The Virginia Tech Helmet Lab has just released ratings for twelve different flag football helmets, and experts say the findings could change the dynamic of the sport.
“There’s no other data available on these so there’s not a standard they’re required to perform to,” said Steve Rosen, director of the Helmet Lab.
“This is leading edge in that we’re providing data to people to let them know what’s good and what’s not to let them make informed decisions.”
Out of the twelve helmets tested, only two of them had a five-star rating meaning they provide the optimal protection against injury. That means there’s good and bad news for players.
“There are things you can do to reduce risk,” said Rosen.
“It’s a non-contact sport. Players still hit their heads. Head impacts are accidental, but if you’re wearing good head protection you’re going to reduce risk.”

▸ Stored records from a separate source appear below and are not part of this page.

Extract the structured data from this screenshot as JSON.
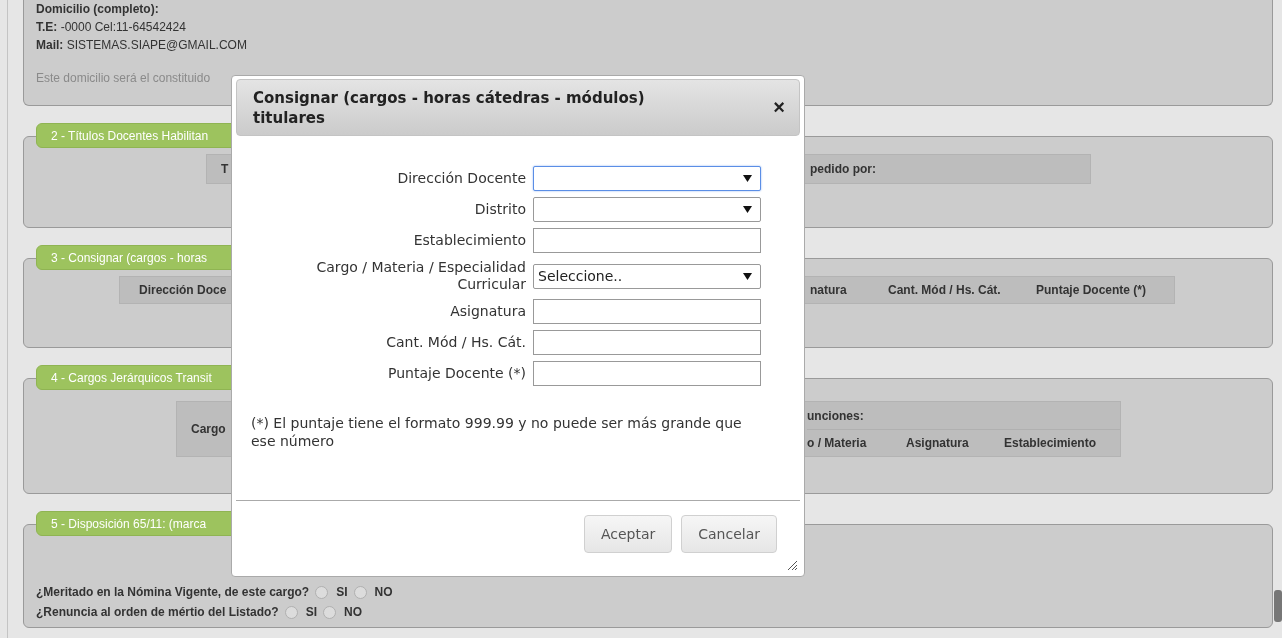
{
  "contact": {
    "lines": [
      {
        "label": "Domicilio (completo):"
      },
      {
        "label": "T.E:",
        "value": "-0000 Cel:11-64542424"
      },
      {
        "label": "Mail:",
        "value": "SISTEMAS.SIAPE@GMAIL.COM"
      }
    ],
    "note": "Este domicilio será el constituido"
  },
  "sections": [
    {
      "kind": "table",
      "title": "2 - Títulos Docentes Habilitan",
      "cells": [
        "T",
        "pedido por:"
      ]
    },
    {
      "kind": "table",
      "title": "3 - Consignar (cargos - horas",
      "cells": [
        "Dirección Doce",
        "",
        "natura",
        "Cant. Mód / Hs. Cát.",
        "Puntaje Docente (*)"
      ]
    },
    {
      "kind": "grouped_table",
      "title": "4 - Cargos Jerárquicos Transit",
      "side": "Cargo",
      "group": "unciones:",
      "cells": [
        "o / Materia",
        "Asignatura",
        "Establecimiento"
      ]
    },
    {
      "kind": "questions",
      "title": "5 - Disposición 65/11: (marca",
      "questions": [
        {
          "text": "¿Meritado en la Nómina Vigente, de este cargo?",
          "options": [
            {
              "label": "SI",
              "selected": false
            },
            {
              "label": "NO",
              "selected": false
            }
          ]
        },
        {
          "text": "¿Renuncia al orden de mértio del Listado?",
          "options": [
            {
              "label": "SI",
              "selected": false
            },
            {
              "label": "NO",
              "selected": false
            }
          ]
        }
      ]
    }
  ],
  "dialog": {
    "title": "Consignar (cargos - horas cátedras - módulos) titulares",
    "close": "×",
    "fields": [
      {
        "kind": "select",
        "label": "Dirección Docente",
        "focused": true
      },
      {
        "kind": "select",
        "label": "Distrito",
        "focused": false
      },
      {
        "kind": "text",
        "label": "Establecimiento",
        "focused": false
      },
      {
        "kind": "select",
        "label": "Cargo / Materia / Especialidad Curricular",
        "value": "Seleccione..",
        "focused": false
      },
      {
        "kind": "text",
        "label": "Asignatura",
        "focused": false
      },
      {
        "kind": "text",
        "label": "Cant. Mód / Hs. Cát.",
        "focused": false
      },
      {
        "kind": "text",
        "label": "Puntaje Docente (*)",
        "focused": false
      }
    ],
    "note": "(*) El puntaje tiene el formato 999.99 y no puede ser más grande que ese número",
    "buttons": [
      "Aceptar",
      "Cancelar"
    ]
  }
}
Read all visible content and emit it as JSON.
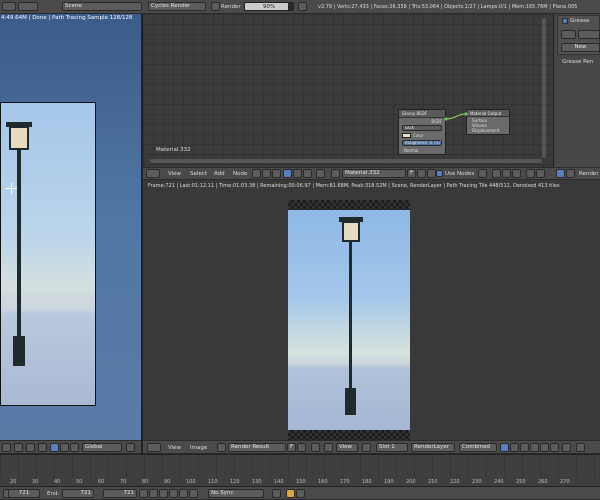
{
  "top_header": {
    "scene": "Scene",
    "engine": "Cycles Render",
    "render_label": "Render",
    "progress_text": "90%",
    "progress_fraction": 0.9,
    "stats": "v2.79 | Verts:27,433 | Faces:26,358 | Tris:53,064 | Objects:1/27 | Lamps:0/1 | Mem:165.76M | Plane.005"
  },
  "viewport": {
    "status": "4:49.64M | Done | Path Tracing Sample 128/128",
    "orientation": "Global"
  },
  "node_editor": {
    "material_label": "Material.332",
    "node1_title": "Glossy BSDF",
    "node1_rows": [
      "BSDF",
      "GGX",
      "Color",
      "Roughness: 0.717",
      "Normal"
    ],
    "node2_title": "Material Output",
    "node2_rows": [
      "Surface",
      "Volume",
      "Displacement"
    ],
    "header_menus": [
      "View",
      "Select",
      "Add",
      "Node"
    ],
    "material_field": "Material.332",
    "use_nodes": "Use Nodes"
  },
  "properties_panel": {
    "grease_label": "Grease",
    "new_button": "New",
    "grease_pencil_label": "Grease Pen"
  },
  "image_editor": {
    "info": "Frame:721 | Last:01:12.11 | Time:01:03.38 | Remaining:00:06.97 | Mem:81.68M, Peak:318.52M | Scene, RenderLayer | Path Tracing Tile 448/512, Denoised 413 tiles",
    "menus": [
      "View",
      "Image"
    ],
    "image_name": "Render Result",
    "view_select": "View",
    "slot": "Slot 1",
    "layer": "RenderLayer",
    "pass": "Combined",
    "render_corner": "Render"
  },
  "timeline": {
    "ticks": [
      "20",
      "30",
      "40",
      "50",
      "60",
      "70",
      "80",
      "90",
      "100",
      "110",
      "120",
      "130",
      "140",
      "150",
      "160",
      "170",
      "180",
      "190",
      "200",
      "210",
      "220",
      "230",
      "240",
      "250",
      "260",
      "270"
    ],
    "start_value": "721",
    "end_label": "End:",
    "end_value": "721",
    "current": "721",
    "sync": "No Sync"
  },
  "colors": {
    "accent": "#5680c2",
    "panel_bg": "#393939",
    "header_bg": "#4a4a4a"
  }
}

Rosen says research like this could change the dynamic of the sport itself. According to the Sports and Fitness Industry Association, the amount of teens that play flag football is on the rise. They estimate more than 1.5 million kids aged six to 17 play the game. With little data and lots of players, helmets could be the new norm.
“Some leagues are already requiring headgear to be worn for every game that they have,” said Rosen.
“I think that’s going to become the norm across the nation.”